§ Problem statement: One line at a time, check the entries below for the word "аниме", and copy each line that has it.

===== Dataset excerpts

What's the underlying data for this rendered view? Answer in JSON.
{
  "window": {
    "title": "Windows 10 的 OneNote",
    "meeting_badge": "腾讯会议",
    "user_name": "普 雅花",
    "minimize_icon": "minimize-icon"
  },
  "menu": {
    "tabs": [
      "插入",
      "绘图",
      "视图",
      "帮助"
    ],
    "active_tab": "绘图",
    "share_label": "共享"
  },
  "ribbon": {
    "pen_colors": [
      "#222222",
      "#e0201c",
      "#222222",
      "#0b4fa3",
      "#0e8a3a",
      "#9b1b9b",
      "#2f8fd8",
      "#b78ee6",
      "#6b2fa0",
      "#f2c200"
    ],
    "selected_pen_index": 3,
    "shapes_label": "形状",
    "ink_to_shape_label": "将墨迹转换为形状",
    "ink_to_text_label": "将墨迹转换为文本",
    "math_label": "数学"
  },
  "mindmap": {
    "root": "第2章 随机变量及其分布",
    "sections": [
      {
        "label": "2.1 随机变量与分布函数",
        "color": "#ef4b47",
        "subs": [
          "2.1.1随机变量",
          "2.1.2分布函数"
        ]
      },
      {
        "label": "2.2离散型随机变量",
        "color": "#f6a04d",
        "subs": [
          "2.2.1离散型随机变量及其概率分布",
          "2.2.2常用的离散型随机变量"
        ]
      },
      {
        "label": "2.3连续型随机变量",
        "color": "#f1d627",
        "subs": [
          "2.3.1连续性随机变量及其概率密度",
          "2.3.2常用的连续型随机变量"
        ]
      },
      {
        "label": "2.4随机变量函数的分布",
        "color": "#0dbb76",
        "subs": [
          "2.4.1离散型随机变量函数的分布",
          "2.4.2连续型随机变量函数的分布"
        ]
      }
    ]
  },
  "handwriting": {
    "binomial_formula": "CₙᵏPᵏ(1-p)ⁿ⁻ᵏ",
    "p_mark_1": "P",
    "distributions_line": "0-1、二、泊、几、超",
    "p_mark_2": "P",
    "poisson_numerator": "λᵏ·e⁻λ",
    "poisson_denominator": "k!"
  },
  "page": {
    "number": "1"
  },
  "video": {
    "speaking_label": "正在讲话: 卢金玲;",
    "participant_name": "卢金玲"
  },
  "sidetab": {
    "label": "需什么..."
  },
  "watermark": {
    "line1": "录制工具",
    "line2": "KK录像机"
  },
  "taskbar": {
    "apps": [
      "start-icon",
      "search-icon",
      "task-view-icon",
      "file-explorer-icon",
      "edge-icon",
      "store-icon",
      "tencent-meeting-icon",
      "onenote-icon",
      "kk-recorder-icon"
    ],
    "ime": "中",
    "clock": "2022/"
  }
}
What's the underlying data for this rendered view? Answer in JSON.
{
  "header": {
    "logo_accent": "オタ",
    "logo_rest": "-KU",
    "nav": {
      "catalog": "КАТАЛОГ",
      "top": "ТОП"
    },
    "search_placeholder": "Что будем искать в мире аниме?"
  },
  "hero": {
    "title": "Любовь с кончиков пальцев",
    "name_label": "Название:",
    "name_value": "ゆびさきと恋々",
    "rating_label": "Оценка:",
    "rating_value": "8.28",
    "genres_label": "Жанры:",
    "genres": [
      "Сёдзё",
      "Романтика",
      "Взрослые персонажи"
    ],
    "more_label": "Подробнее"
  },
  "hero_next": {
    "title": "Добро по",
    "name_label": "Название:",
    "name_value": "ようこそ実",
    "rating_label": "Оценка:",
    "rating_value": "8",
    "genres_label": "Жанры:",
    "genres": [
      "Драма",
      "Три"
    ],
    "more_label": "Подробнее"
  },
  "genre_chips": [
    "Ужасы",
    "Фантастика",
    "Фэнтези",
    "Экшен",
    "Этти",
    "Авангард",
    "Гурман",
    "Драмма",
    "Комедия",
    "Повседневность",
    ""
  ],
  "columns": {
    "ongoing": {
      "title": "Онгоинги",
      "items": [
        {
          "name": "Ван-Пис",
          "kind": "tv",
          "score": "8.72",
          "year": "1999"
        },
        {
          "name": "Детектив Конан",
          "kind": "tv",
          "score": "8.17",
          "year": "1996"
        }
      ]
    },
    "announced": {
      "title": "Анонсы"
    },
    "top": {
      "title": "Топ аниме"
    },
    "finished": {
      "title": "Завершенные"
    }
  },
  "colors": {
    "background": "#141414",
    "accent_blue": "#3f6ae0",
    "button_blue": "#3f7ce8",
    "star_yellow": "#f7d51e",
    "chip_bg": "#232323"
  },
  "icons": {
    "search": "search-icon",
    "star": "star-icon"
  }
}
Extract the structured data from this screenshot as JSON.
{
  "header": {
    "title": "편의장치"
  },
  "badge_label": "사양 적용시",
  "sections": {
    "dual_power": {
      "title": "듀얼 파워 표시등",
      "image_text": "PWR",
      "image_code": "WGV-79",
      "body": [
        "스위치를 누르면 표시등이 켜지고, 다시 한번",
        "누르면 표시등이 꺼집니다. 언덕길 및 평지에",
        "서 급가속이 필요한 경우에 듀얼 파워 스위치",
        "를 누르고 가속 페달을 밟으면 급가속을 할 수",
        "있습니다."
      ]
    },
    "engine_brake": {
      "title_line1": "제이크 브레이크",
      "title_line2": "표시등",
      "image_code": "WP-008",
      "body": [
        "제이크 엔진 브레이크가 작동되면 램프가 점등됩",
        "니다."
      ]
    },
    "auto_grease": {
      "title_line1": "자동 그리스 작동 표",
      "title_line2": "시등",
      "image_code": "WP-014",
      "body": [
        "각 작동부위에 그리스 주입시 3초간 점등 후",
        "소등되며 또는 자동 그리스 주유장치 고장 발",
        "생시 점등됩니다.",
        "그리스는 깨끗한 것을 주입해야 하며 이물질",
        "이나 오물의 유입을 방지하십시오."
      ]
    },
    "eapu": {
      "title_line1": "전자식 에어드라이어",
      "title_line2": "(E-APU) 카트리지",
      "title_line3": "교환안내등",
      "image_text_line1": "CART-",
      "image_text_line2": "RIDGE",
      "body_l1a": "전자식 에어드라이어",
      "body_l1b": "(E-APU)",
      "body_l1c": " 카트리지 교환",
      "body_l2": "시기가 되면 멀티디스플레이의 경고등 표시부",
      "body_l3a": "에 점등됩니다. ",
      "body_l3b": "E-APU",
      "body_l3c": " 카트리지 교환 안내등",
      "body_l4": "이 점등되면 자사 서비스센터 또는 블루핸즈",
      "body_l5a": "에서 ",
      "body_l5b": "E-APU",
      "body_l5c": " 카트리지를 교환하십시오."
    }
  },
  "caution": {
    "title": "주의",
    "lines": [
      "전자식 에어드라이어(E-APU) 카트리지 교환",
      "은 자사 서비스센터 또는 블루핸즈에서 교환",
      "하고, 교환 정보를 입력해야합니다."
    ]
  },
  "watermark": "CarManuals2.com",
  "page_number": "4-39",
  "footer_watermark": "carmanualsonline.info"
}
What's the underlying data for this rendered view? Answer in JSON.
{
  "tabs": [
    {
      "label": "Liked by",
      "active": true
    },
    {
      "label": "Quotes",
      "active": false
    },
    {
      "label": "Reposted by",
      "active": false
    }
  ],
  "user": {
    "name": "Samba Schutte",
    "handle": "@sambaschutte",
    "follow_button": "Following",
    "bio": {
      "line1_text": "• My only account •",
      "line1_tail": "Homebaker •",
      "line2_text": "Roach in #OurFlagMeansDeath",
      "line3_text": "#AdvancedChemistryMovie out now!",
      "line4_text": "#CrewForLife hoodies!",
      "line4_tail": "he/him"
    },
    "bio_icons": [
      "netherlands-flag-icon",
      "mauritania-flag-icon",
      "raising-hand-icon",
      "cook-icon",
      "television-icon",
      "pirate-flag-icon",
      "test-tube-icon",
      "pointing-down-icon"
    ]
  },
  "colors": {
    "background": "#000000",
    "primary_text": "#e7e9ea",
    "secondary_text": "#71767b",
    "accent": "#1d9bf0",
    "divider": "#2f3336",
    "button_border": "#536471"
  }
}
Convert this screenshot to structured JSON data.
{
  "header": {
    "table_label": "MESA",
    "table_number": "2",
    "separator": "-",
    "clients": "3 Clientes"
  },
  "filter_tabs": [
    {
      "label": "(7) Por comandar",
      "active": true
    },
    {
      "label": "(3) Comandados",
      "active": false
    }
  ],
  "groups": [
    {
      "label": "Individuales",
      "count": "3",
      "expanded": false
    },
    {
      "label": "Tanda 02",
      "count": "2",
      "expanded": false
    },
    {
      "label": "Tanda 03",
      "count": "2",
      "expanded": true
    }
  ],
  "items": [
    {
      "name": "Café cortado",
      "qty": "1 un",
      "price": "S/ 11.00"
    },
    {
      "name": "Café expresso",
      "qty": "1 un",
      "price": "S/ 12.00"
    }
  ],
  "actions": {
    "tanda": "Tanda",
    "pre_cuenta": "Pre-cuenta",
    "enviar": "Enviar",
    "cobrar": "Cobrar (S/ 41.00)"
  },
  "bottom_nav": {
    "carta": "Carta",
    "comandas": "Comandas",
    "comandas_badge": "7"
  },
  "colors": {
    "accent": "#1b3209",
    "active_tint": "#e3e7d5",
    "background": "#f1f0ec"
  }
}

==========

§ Solution below:
    "search_placeholder": "Что будем искать в мире аниме?"
      "title": "Топ аниме"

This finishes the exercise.